The US Capitol in the afternoon before lawmakers vote to pass a US$900 billion coronavirus relief bill on December 21, 2020 in Washington, DC. After months of impasse, negotiations came down to the wire as 12 million people are set to lose unemployment benefits the day after Christmas.
US lawmakers on Monday approved a US$900 billion relief package for the world's biggest economy that will provide a long-sought boost for millions of Americans and businesses battered by the coronavirus pandemic.
Overwhelming approval in the Senate and House of Representatives clears the way for the legislation to be sent to President Donald Trump to be signed into law.
"The American people can rest assured that more help is on the way, immediately," Republican Senate Leader Mitch McConnell said on Twitter.
As the COVID-19 death count rises amid a massive resurgence of the virus that further threatens the economy, Republican and Democratic legislators finally hammered out a bill after months of wrangling and partisan finger-pointing.
The deal will spare millions of jobless workers who were days away from seeing their unemployment benefits expire, and provide a new round of cash payouts.
Small businesses will benefit from more government grants, while the package also includes rental assistance and help to families facing eviction.
"It's a good bipartisan deal," Democratic House Speaker Nancy Pelosi said. "We will do some good with this legislation."
But "as President-elect Joe Biden has said, it's a first step, and we will need to do more. More to get virus assistance to crush the virus. More money to buy vaccines," she said on the House floor.
The US is facing the world's largest coronavirus outbreak, and the virus has surged in recent months, threatening a tentative economic recovery. The death toll has topped 319,000.
Recent data show retail sales slowed heading into the usually-strong holiday shopping season, while new applications for unemployment benefits have risen for four of the past five weeks after months of declines.
The massive package is part of a US$2.3 trillion "coronabus" bill that includes a so-called omnibus bill to fund the government for the coming year.
The measure will include a new round of pandemic relief payments, and US Treasury Secretary Steven Mnuchin said the US$600 checks will go out as early as next week.
That amounts to "US$2,400 for a family of four, so much needed relief just in time for the holidays," Mnuchin said Monday on CNBC.
While the direct payments are only half the amount provided by the US$2.2 trillion CARES Act that Congress approved in March, Mnuchin said it is a "very fast way of getting money into the economy."
The US$600 payments go to Americans earning less than US$75,000 a year, and will be reduced for higher incomes, while those who bring home US$99,000 or more will not get a check.
The largest provision is the US$275 billion in Paycheck Protection Program (PPP) aid for businesses, which are government loans that convert to grants if spent on wages and rent.
The agreement also contains US$25 billion in rental assistance and extends an eviction moratorium for one month.

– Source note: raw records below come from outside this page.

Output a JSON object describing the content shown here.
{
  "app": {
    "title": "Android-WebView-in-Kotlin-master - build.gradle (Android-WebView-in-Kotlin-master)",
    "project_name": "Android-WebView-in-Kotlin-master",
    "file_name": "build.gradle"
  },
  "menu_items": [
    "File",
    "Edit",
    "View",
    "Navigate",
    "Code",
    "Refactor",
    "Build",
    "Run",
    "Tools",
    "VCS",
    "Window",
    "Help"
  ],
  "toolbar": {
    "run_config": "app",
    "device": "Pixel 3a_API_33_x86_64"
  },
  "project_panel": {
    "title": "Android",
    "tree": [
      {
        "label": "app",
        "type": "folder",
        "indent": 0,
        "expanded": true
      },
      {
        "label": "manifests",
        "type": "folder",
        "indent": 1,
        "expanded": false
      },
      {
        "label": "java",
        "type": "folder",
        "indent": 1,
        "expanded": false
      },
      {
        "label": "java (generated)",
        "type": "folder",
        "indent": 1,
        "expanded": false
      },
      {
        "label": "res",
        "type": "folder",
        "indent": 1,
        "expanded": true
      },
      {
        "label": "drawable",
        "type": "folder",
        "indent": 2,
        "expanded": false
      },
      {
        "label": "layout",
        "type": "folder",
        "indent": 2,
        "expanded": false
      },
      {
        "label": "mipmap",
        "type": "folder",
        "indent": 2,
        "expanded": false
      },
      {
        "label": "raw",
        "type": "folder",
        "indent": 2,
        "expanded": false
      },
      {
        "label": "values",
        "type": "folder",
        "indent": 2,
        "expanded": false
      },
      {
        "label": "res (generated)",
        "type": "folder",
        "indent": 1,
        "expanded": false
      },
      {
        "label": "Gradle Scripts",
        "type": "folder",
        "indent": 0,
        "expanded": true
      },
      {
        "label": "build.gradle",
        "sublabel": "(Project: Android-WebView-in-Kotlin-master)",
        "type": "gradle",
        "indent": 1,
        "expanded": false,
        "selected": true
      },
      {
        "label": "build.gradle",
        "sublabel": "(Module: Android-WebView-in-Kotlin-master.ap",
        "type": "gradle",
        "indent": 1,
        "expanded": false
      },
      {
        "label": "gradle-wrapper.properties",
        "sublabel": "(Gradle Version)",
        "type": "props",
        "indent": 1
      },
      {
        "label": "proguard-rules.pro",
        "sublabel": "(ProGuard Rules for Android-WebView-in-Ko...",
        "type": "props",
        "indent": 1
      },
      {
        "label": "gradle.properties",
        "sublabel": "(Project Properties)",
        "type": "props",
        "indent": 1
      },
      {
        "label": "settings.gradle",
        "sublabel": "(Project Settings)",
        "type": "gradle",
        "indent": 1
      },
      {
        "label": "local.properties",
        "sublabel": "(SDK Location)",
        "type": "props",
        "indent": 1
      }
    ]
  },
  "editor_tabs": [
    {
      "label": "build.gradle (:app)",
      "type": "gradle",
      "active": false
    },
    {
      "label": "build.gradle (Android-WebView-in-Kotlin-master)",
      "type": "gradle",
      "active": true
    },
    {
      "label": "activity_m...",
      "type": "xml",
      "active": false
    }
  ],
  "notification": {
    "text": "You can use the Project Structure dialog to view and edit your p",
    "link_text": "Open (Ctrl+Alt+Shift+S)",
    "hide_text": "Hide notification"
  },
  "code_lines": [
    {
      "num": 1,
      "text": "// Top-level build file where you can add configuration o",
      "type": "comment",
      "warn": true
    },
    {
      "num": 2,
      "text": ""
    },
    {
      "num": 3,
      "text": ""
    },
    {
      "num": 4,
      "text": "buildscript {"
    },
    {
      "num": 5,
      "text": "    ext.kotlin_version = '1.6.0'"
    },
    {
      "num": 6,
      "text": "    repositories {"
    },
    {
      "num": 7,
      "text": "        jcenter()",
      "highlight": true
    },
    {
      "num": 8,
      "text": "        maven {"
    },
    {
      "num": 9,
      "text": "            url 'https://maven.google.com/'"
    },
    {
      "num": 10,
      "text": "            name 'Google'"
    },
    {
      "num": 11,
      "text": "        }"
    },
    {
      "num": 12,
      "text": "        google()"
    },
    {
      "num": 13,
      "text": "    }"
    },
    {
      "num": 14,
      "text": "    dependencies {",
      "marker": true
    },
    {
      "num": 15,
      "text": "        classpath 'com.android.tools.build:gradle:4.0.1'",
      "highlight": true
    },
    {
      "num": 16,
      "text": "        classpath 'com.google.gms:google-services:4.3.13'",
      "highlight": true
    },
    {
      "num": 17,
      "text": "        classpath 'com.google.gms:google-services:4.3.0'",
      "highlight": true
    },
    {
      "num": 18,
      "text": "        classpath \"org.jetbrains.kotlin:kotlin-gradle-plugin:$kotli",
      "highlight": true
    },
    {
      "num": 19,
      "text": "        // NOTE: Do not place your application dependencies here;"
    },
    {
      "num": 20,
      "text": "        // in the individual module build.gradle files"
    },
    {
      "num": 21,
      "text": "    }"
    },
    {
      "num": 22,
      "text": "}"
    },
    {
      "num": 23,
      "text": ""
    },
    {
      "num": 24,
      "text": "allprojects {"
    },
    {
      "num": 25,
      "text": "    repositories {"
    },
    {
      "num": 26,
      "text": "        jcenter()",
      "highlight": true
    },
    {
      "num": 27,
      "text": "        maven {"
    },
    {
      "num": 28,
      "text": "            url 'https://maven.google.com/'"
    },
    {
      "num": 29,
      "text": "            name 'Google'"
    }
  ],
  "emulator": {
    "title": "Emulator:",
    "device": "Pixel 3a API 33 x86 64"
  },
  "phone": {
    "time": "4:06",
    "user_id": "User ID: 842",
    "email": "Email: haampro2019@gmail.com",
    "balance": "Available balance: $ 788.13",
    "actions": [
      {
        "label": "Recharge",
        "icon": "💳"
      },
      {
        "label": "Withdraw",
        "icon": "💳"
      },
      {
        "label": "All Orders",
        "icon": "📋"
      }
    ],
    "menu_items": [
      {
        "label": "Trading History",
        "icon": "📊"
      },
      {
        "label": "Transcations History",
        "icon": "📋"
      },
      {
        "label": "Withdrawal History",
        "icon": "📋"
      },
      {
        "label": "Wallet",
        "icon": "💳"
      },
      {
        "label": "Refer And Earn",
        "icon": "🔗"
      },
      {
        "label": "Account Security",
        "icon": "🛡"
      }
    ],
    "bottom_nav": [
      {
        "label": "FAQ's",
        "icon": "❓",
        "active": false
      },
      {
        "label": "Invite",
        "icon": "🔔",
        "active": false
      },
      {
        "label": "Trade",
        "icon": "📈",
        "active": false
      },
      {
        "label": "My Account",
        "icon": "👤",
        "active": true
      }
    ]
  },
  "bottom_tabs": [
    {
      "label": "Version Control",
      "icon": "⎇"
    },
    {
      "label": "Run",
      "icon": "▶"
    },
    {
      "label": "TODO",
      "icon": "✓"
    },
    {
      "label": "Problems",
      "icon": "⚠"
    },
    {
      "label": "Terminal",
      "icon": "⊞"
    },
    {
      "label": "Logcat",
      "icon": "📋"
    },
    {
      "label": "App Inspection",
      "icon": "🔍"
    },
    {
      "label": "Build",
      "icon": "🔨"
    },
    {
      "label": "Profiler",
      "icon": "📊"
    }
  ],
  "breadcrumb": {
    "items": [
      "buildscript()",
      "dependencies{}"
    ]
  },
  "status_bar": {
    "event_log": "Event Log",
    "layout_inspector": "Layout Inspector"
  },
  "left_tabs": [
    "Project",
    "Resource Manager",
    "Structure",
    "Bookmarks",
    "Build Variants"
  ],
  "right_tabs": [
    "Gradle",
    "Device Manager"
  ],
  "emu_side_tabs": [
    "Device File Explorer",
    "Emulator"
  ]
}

Biden, who will be sworn in on January 20, has welcomed the agreement but said Sunday that much more will be needed to provide "support to struggling families, and investments in jobs and economic recovery."
After months of talk, the deal seemed endangered in the final days by a dispute over a Republican-backed provision to limit the ability of the Federal Reserve to provide more emergency lending.
But Democrats were able to block that move by Republican Senator Patrick Toomey, although they were not able to insert billions of dollars in aid to state and local governments on the front line of responding to the virus impact.